[Items from a dataset]
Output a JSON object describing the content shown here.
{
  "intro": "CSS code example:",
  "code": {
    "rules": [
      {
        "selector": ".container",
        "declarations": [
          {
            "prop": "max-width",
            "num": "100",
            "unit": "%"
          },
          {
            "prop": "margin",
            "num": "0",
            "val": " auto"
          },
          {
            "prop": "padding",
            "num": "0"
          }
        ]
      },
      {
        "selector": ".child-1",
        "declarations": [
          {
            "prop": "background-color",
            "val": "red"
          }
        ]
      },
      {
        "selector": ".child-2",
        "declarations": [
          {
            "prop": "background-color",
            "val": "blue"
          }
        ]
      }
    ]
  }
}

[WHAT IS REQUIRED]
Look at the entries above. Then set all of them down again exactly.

[EXPECTED ANSWER]
Output a JSON object describing the content shown here.
{
  "intro": "CSS code example:",
  "code": {
    "rules": [
      {
        "selector": ".container",
        "declarations": [
          {
            "prop": "max-width",
            "num": "100",
            "unit": "%"
          },
          {
            "prop": "margin",
            "num": "0",
            "val": " auto"
          },
          {
            "prop": "padding",
            "num": "0"
          }
        ]
      },
      {
        "selector": ".child-1",
        "declarations": [
          {
            "prop": "background-color",
            "val": "red"
          }
        ]
      },
      {
        "selector": ".child-2",
        "declarations": [
          {
            "prop": "background-color",
            "val": "blue"
          }
        ]
      }
    ]
  }
}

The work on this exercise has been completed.